Requirements. In exchange for loan repayment, participants are obligated to serve full-time upon completion of training at a designated NHSC-LRP site of their choice. US Citizenship required.

The Nitty Gritty Payment Details. Physicians may receive repayment of up to $50,000 in health professions educational loans (depending on site). Primary care providers working full-time at an NHSC-approved site with a HPSA score of 14 or above can receive up to $50,000 in loan repayment for committing to serve at site for at least two years.

Primary care providers working full-time at an NHSC-approved site with a HPSA score of 13 or below can receive up to $30,000 in loan repayment for committing to serve at the site for at least two years.

Tax Consequences. The loan repayments are exempt from gross income and employment taxes. These funds are not included as wages when determining benefits under the Social Security Act.

Time Commitment. It is a minimum of two years, but the physician could choose to stay longer.

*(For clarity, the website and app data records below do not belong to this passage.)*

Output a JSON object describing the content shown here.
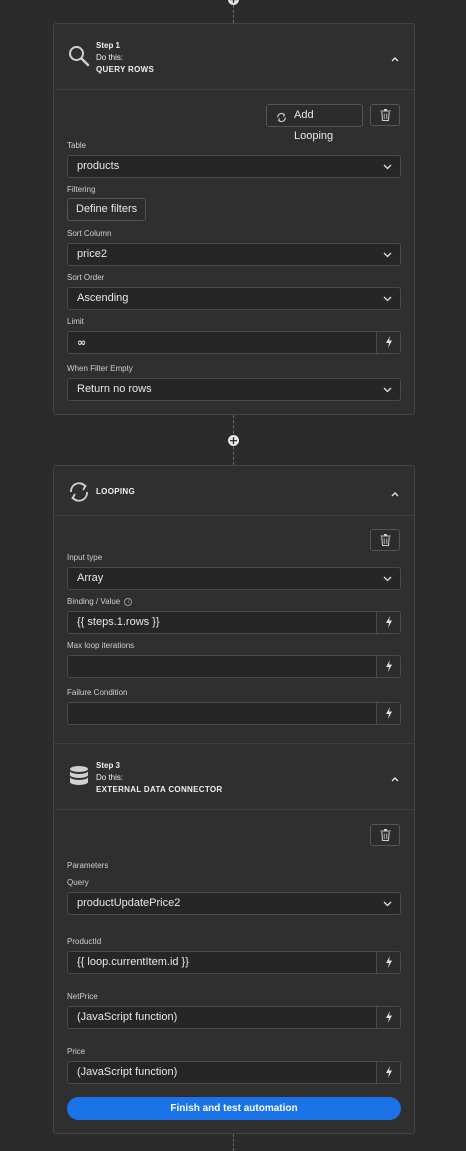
{
  "step1": {
    "step_label": "Step 1",
    "do_this": "Do this:",
    "name": "QUERY ROWS",
    "icon": "search-icon",
    "add_looping_label": "Add Looping",
    "table_label": "Table",
    "table_value": "products",
    "filtering_label": "Filtering",
    "define_filters_label": "Define filters",
    "sort_column_label": "Sort Column",
    "sort_column_value": "price2",
    "sort_order_label": "Sort Order",
    "sort_order_value": "Ascending",
    "limit_label": "Limit",
    "limit_value": "∞",
    "when_filter_empty_label": "When Filter Empty",
    "when_filter_empty_value": "Return no rows"
  },
  "looping": {
    "name": "LOOPING",
    "icon": "loop-icon",
    "input_type_label": "Input type",
    "input_type_value": "Array",
    "binding_label": "Binding / Value",
    "binding_value": "{{ steps.1.rows }}",
    "max_iterations_label": "Max loop iterations",
    "max_iterations_value": "",
    "failure_condition_label": "Failure Condition",
    "failure_condition_value": ""
  },
  "step3": {
    "step_label": "Step 3",
    "do_this": "Do this:",
    "name": "EXTERNAL DATA CONNECTOR",
    "icon": "database-icon",
    "parameters_label": "Parameters",
    "query_label": "Query",
    "query_value": "productUpdatePrice2",
    "product_id_label": "ProductId",
    "product_id_value": "{{ loop.currentItem.id }}",
    "net_price_label": "NetPrice",
    "net_price_value": "(JavaScript function)",
    "price_label": "Price",
    "price_value": "(JavaScript function)",
    "finish_button_label": "Finish and test automation"
  },
  "colors": {
    "background": "#2b2b2b",
    "card": "#2f2f2f",
    "primary": "#1a73e8"
  }
}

At the end of two years, Corps members can apply to continue their service and receive additional loan repayment. With continued service, providers may be able to pay off all their student loans!

Final Thoughts

As a physician, you’ve made a commitment to helping others and your community.

Now make a plan to pay-off your debt!

Consider for a moment… could you utilize one of the programs we have discussed?

Also, one other topic this isn’t discussed enough, what if you could COMBINE two of these programs simultaneously?

For example, you could enroll in PSLF, work for a non-profit in an under-served area, and then at the SAME TIME, do a state forgiveness program for 2 or 3 or 4 years (whatever the minimum commitment is).

This could hedge the bet of the federal government taking away the punch bowl from the party. This way you have substantially less debt no matter what happens.

If, as a young physician, you focus on paying off your debts, save for a rainy day, live within your means and put money away for retirement, you can then do the things you’ve long dreamed of doing and be well down the road to financial independence.

About the Author:
Dave Denniston, Chartered Financial Analyst (CFA), is an author and authority for physicians providing a voice and an advocate for all of the financial issues that doctors deal with. He is the author of 5 Steps to Get out of Debt for Physicians, The Insurance Guide for DoctorsThe Tax Reduction Prescription, and his new book, The Freedom Formula for Physicians.  For questions about slashing your debt, reducing your taxes, or anything else with a dollar sign in front of it, email Dave at or check out his latest podcast at